He fumbles with the door latch. Vultures swipe at him, tearing light away from his body, but they can’t grab him so close to sacred ground. “Steady,” I whisper. “Concentrate.” He takes a breath, eyes scanning for me in the sky. His hands glow brighter as he makes them solid enough to open the door.
“Go,” I say, though I know he can’t hear.
He’s in, and I take his moment of safety to stretch my neck up and sink my marble teeth into the Vulture’s snakeskin leg. It screams and releases me. My wings ache to pull me up in midair. The dark bird skitters in the air, it’s legs stiffen with the creeping hold of my exact makeup. Its wings set in stone and it plummets, it’s eyes wide as it crashes into a tombstone below. It breaks into pieces, dust mingling with the fog.
I turn my back on it, and shoot for the far side of the church. A screech falls over the yard, and the second that follows brings another vulture on my back, but this time he grabs my wings, talons digging into the thin stone. They splinter, and I try to wheel away, but the bird sticks. I twist in the air, and he shadows me, pulling at my feathers.
I let myself fall to earth and the vulture falls with me. Fifteen feet from the ground and the giant bird twists upward, corkscrewing against the fall of rock.
There’s a crack like thunder but sharper, and my wings tear at my back. Dust and grit fly as he digs in harder, and they’re gone and I’m falling for real now. My wings rise with the Vulture, and I hit the ground hard. I roll to my feet, stumbling, blind with pain. Hundreds of Vultures clog the air as Salem springs out of the back door of the church. I crash into him, keeping him in the door’s threshold. Too many to shield him from.
“Holy,” he says, looking up. I think it’s far from that.
“Too many,” my voice sounds like a kicked dog. “I’m sorry.”
“Your wings.” He runs a glowing hand across the mess of my back, and his fingers leave ice behind. I think he might be magic.
“You’re so good and I’m so sorry,” I tell him. “I can’t keep them away. It’s too far. They’re going to take you.”
He’s starting to fade. His time is running out. Without the gate he’ll burn out as a Vulture’s meal or be nothing more than a ghost trapped on Earth.

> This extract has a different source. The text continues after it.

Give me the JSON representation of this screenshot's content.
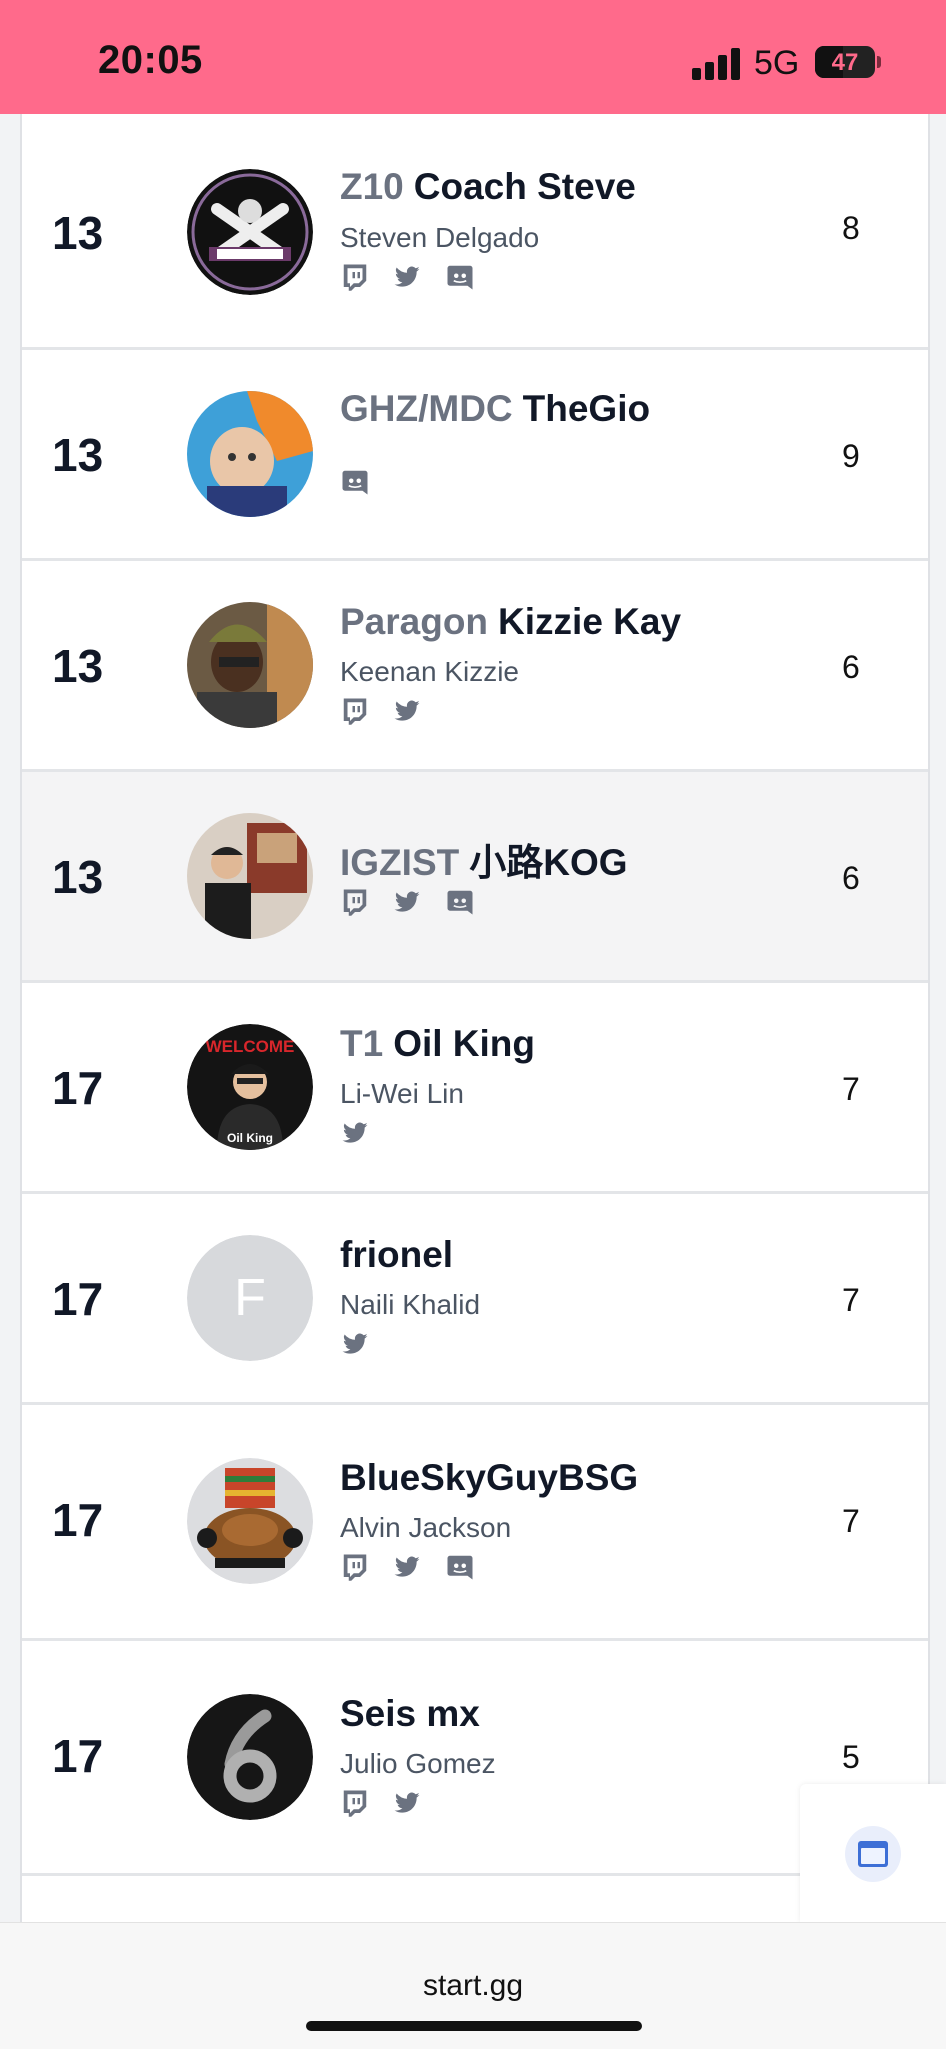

“It’s alright,” he says. “I’m not going.”
“You’re more than a ghost,” I tell him.
“I will be. Let’s try.” He pull me into his shoulders so that his lips are at my ear. “If they try to take me, you know what to do. I’d shatter for you.”
My eyebrows pull together but he grabs my hand and pulls me toward the gate. We run.
Vulture wings raze our faces, lash our shoulders. A set of talons sink into him, and he glows brighter than ever. I wrap my arms around his shoulders and pull him hard to the ground.
Our legs tangle, stone and light. His chest remembers breathing and his ghost breaths push against my cold chest.
“Not gonna make it,” he whispers. The gate is far off, and there are a thousand Vultures between here and there.
“No.” I say.
He kisses my stone lips hard and I’m afraid of crashing, but I am. I break away and sink my teeth into his shoulder, and as he turns to stone under me I know I’d shatter for him too. I have. The Vultures scream in agony, and turn the sky blacker with their leaving. Hush falls, and he is opalescent and smiling.
“I’m more than a ghost now, eh?”
“You always were.”
“So were you.”
And this is how we shatter, together.
Happy Halloween! Check back at 3pm for our final Cimmerween story, and on Friday for Anne’s No Rules post.
Join us next month when we post four more tales on a new prompt.